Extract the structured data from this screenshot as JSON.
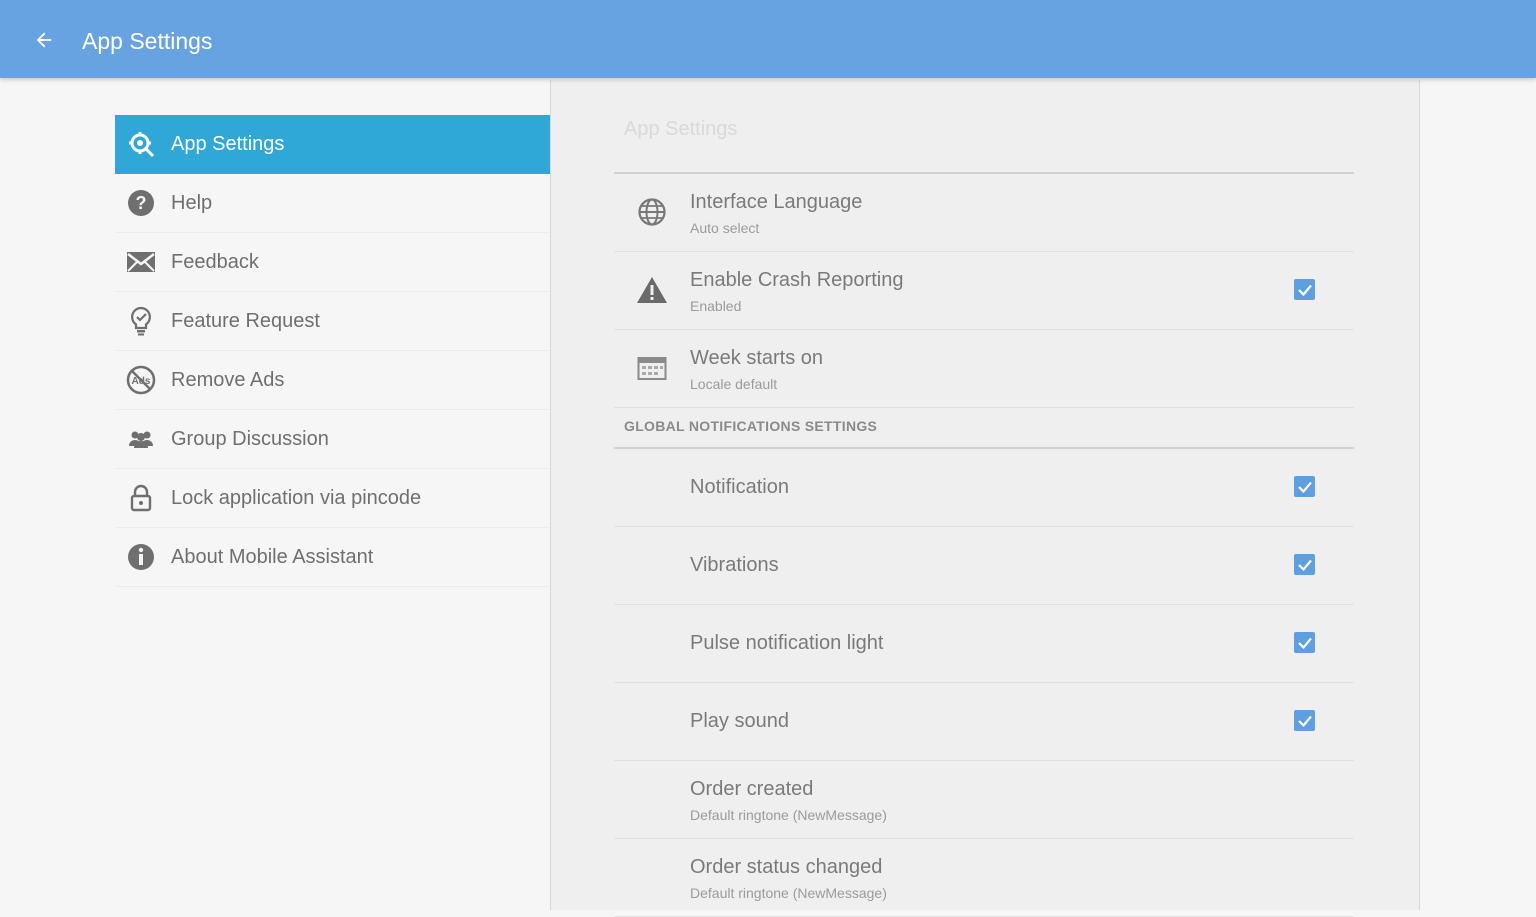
{
  "appbar": {
    "title": "App Settings",
    "back_icon": "arrow-left-icon"
  },
  "sidebar": {
    "items": [
      {
        "label": "App Settings",
        "icon": "gear-search-icon",
        "active": true
      },
      {
        "label": "Help",
        "icon": "question-circle-icon"
      },
      {
        "label": "Feedback",
        "icon": "envelope-icon"
      },
      {
        "label": "Feature Request",
        "icon": "lightbulb-icon"
      },
      {
        "label": "Remove Ads",
        "icon": "no-ads-icon"
      },
      {
        "label": "Group Discussion",
        "icon": "group-icon"
      },
      {
        "label": "Lock application via pincode",
        "icon": "lock-icon"
      },
      {
        "label": "About Mobile Assistant",
        "icon": "info-circle-icon"
      }
    ]
  },
  "panel": {
    "header": "App Settings",
    "rows": [
      {
        "title": "Interface Language",
        "subtitle": "Auto select",
        "icon": "globe-icon"
      },
      {
        "title": "Enable Crash Reporting",
        "subtitle": "Enabled",
        "icon": "warning-icon",
        "checked": true
      },
      {
        "title": "Week starts on",
        "subtitle": "Locale default",
        "icon": "calendar-icon"
      }
    ],
    "section_title": "GLOBAL NOTIFICATIONS SETTINGS",
    "notification_rows": [
      {
        "title": "Notification",
        "checked": true
      },
      {
        "title": "Vibrations",
        "checked": true
      },
      {
        "title": "Pulse notification light",
        "checked": true
      },
      {
        "title": "Play sound",
        "checked": true
      },
      {
        "title": "Order created",
        "subtitle": "Default ringtone (NewMessage)"
      },
      {
        "title": "Order status changed",
        "subtitle": "Default ringtone (NewMessage)"
      }
    ]
  },
  "colors": {
    "appbar": "#67a3e0",
    "active_item": "#2fa8d8",
    "checkbox": "#5f9fe0"
  }
}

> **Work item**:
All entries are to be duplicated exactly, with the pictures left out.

> **Written solution**:
Extract the structured data from this screenshot as JSON.
{
  "appbar": {
    "title": "App Settings",
    "back_icon": "arrow-left-icon"
  },
  "sidebar": {
    "items": [
      {
        "label": "App Settings",
        "icon": "gear-search-icon",
        "active": true
      },
      {
        "label": "Help",
        "icon": "question-circle-icon"
      },
      {
        "label": "Feedback",
        "icon": "envelope-icon"
      },
      {
        "label": "Feature Request",
        "icon": "lightbulb-icon"
      },
      {
        "label": "Remove Ads",
        "icon": "no-ads-icon"
      },
      {
        "label": "Group Discussion",
        "icon": "group-icon"
      },
      {
        "label": "Lock application via pincode",
        "icon": "lock-icon"
      },
      {
        "label": "About Mobile Assistant",
        "icon": "info-circle-icon"
      }
    ]
  },
  "panel": {
    "header": "App Settings",
    "rows": [
      {
        "title": "Interface Language",
        "subtitle": "Auto select",
        "icon": "globe-icon"
      },
      {
        "title": "Enable Crash Reporting",
        "subtitle": "Enabled",
        "icon": "warning-icon",
        "checked": true
      },
      {
        "title": "Week starts on",
        "subtitle": "Locale default",
        "icon": "calendar-icon"
      }
    ],
    "section_title": "GLOBAL NOTIFICATIONS SETTINGS",
    "notification_rows": [
      {
        "title": "Notification",
        "checked": true
      },
      {
        "title": "Vibrations",
        "checked": true
      },
      {
        "title": "Pulse notification light",
        "checked": true
      },
      {
        "title": "Play sound",
        "checked": true
      },
      {
        "title": "Order created",
        "subtitle": "Default ringtone (NewMessage)"
      },
      {
        "title": "Order status changed",
        "subtitle": "Default ringtone (NewMessage)"
      }
    ]
  },
  "colors": {
    "appbar": "#67a3e0",
    "active_item": "#2fa8d8",
    "checkbox": "#5f9fe0"
  }
}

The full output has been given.